On Tuesday, that seemed likely. Guaidó appeared in a predawn video with opposition leader Leopoldo Lopez, who had been under house arrest, saying their push to oust Maduro had entered its "final phase." They called for an uprising in the streets and said they had the support of some of Maduro's key aides.
In particular, three senior officials -- Defense Minister Vladimir Padrino Lopez, Presidential Guard chief Ivan Hernandez Dala, and Supreme Court chief justice Maikel Moreno -- were in talks with Guaidó's supporters to declare their allegiance to the constitution, according to U.S. officials. Maduro himself was prepared to depart the country and fly to Cuba, his airplane ready on the tarmac, according to U.S. Secretary of State Mike Pompeo, who blamed Russia for a last-minute intervention that caused Maduro to stay.
But at the end of the day, none of that had come to pass.
Instead of joining demonstrators, security forces met them with force. Dozens were injured after an armored vehicle plowed through a crowd and rubber bullets and tear gas were used to disperse demonstrations.
A second day of protests on Wednesday met the same fate. Thousands marched through Caracas, many in support of Guaidó and some in support of Maduro. Security forces again clashed with opposition protests, but there were no major defections.
Although the chief of Venezuela's intelligence service abandoned Maduro, the majority of his senior officials did not -- especially Padrino, who has made multiple appearances in support of Maduro.
Lopez went into hiding at the Spanish embassy with his family in Caracas, while Guaido was not seen on Thursday.
The top Trump administration officials met at the White House Wednesday to consider next steps. Pompeo, National Security Advisor John Bolton, acting Defense Secretary Patrick Shanahan, and chairman of the Joint Chiefs of Staff Gen. Joseph Dunford convened a meeting -- although it's unclear what, if any, decisions were reached.

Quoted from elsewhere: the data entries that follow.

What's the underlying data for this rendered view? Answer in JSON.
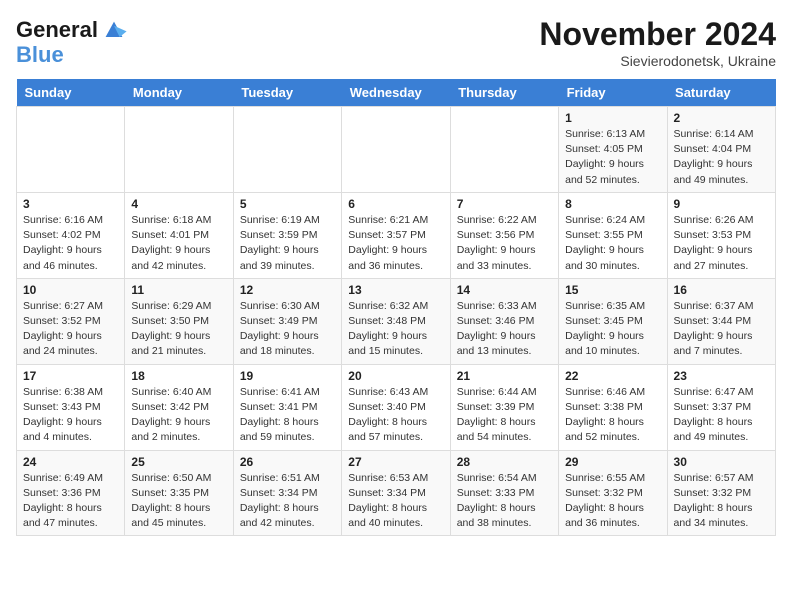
{
  "logo": {
    "line1": "General",
    "line2": "Blue"
  },
  "title": "November 2024",
  "subtitle": "Sievierodonetsk, Ukraine",
  "days_of_week": [
    "Sunday",
    "Monday",
    "Tuesday",
    "Wednesday",
    "Thursday",
    "Friday",
    "Saturday"
  ],
  "weeks": [
    [
      {
        "day": "",
        "info": ""
      },
      {
        "day": "",
        "info": ""
      },
      {
        "day": "",
        "info": ""
      },
      {
        "day": "",
        "info": ""
      },
      {
        "day": "",
        "info": ""
      },
      {
        "day": "1",
        "info": "Sunrise: 6:13 AM\nSunset: 4:05 PM\nDaylight: 9 hours\nand 52 minutes."
      },
      {
        "day": "2",
        "info": "Sunrise: 6:14 AM\nSunset: 4:04 PM\nDaylight: 9 hours\nand 49 minutes."
      }
    ],
    [
      {
        "day": "3",
        "info": "Sunrise: 6:16 AM\nSunset: 4:02 PM\nDaylight: 9 hours\nand 46 minutes."
      },
      {
        "day": "4",
        "info": "Sunrise: 6:18 AM\nSunset: 4:01 PM\nDaylight: 9 hours\nand 42 minutes."
      },
      {
        "day": "5",
        "info": "Sunrise: 6:19 AM\nSunset: 3:59 PM\nDaylight: 9 hours\nand 39 minutes."
      },
      {
        "day": "6",
        "info": "Sunrise: 6:21 AM\nSunset: 3:57 PM\nDaylight: 9 hours\nand 36 minutes."
      },
      {
        "day": "7",
        "info": "Sunrise: 6:22 AM\nSunset: 3:56 PM\nDaylight: 9 hours\nand 33 minutes."
      },
      {
        "day": "8",
        "info": "Sunrise: 6:24 AM\nSunset: 3:55 PM\nDaylight: 9 hours\nand 30 minutes."
      },
      {
        "day": "9",
        "info": "Sunrise: 6:26 AM\nSunset: 3:53 PM\nDaylight: 9 hours\nand 27 minutes."
      }
    ],
    [
      {
        "day": "10",
        "info": "Sunrise: 6:27 AM\nSunset: 3:52 PM\nDaylight: 9 hours\nand 24 minutes."
      },
      {
        "day": "11",
        "info": "Sunrise: 6:29 AM\nSunset: 3:50 PM\nDaylight: 9 hours\nand 21 minutes."
      },
      {
        "day": "12",
        "info": "Sunrise: 6:30 AM\nSunset: 3:49 PM\nDaylight: 9 hours\nand 18 minutes."
      },
      {
        "day": "13",
        "info": "Sunrise: 6:32 AM\nSunset: 3:48 PM\nDaylight: 9 hours\nand 15 minutes."
      },
      {
        "day": "14",
        "info": "Sunrise: 6:33 AM\nSunset: 3:46 PM\nDaylight: 9 hours\nand 13 minutes."
      },
      {
        "day": "15",
        "info": "Sunrise: 6:35 AM\nSunset: 3:45 PM\nDaylight: 9 hours\nand 10 minutes."
      },
      {
        "day": "16",
        "info": "Sunrise: 6:37 AM\nSunset: 3:44 PM\nDaylight: 9 hours\nand 7 minutes."
      }
    ],
    [
      {
        "day": "17",
        "info": "Sunrise: 6:38 AM\nSunset: 3:43 PM\nDaylight: 9 hours\nand 4 minutes."
      },
      {
        "day": "18",
        "info": "Sunrise: 6:40 AM\nSunset: 3:42 PM\nDaylight: 9 hours\nand 2 minutes."
      },
      {
        "day": "19",
        "info": "Sunrise: 6:41 AM\nSunset: 3:41 PM\nDaylight: 8 hours\nand 59 minutes."
      },
      {
        "day": "20",
        "info": "Sunrise: 6:43 AM\nSunset: 3:40 PM\nDaylight: 8 hours\nand 57 minutes."
      },
      {
        "day": "21",
        "info": "Sunrise: 6:44 AM\nSunset: 3:39 PM\nDaylight: 8 hours\nand 54 minutes."
      },
      {
        "day": "22",
        "info": "Sunrise: 6:46 AM\nSunset: 3:38 PM\nDaylight: 8 hours\nand 52 minutes."
      },
      {
        "day": "23",
        "info": "Sunrise: 6:47 AM\nSunset: 3:37 PM\nDaylight: 8 hours\nand 49 minutes."
      }
    ],
    [
      {
        "day": "24",
        "info": "Sunrise: 6:49 AM\nSunset: 3:36 PM\nDaylight: 8 hours\nand 47 minutes."
      },
      {
        "day": "25",
        "info": "Sunrise: 6:50 AM\nSunset: 3:35 PM\nDaylight: 8 hours\nand 45 minutes."
      },
      {
        "day": "26",
        "info": "Sunrise: 6:51 AM\nSunset: 3:34 PM\nDaylight: 8 hours\nand 42 minutes."
      },
      {
        "day": "27",
        "info": "Sunrise: 6:53 AM\nSunset: 3:34 PM\nDaylight: 8 hours\nand 40 minutes."
      },
      {
        "day": "28",
        "info": "Sunrise: 6:54 AM\nSunset: 3:33 PM\nDaylight: 8 hours\nand 38 minutes."
      },
      {
        "day": "29",
        "info": "Sunrise: 6:55 AM\nSunset: 3:32 PM\nDaylight: 8 hours\nand 36 minutes."
      },
      {
        "day": "30",
        "info": "Sunrise: 6:57 AM\nSunset: 3:32 PM\nDaylight: 8 hours\nand 34 minutes."
      }
    ]
  ]
}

Bolton has warned that "all options" remain on the table, setting a red line over Guaidó's protection: "We want a peaceful transfer of power, but we are not going to see Guaidó mistreated by this regime," he told MSNBC Wednesday.
But senior Pentagon officials have seemed to shoot down the prospect of any use of American force. Kathryn Wheelbarger, acting Assistant Secretary of Defense for International Security Affairs, told Congress Wednesday that the department was not preparing for a military conflict in Venezuela: "We of course always review available options and plan for contingencies, but in this case we have not been given sort of orders that you're discussing," she told one Congressman.
Diplomacy, instead, is still in the lead. Pompeo spoke to Russian Foreign Minister Sergei Lavrov Wednesday to urge the Russian government to end its support of Maduro. The Russian Foreign Ministry in turn blamed the U.S. for an "illegal" intervention in Venezuela's domestic affairs.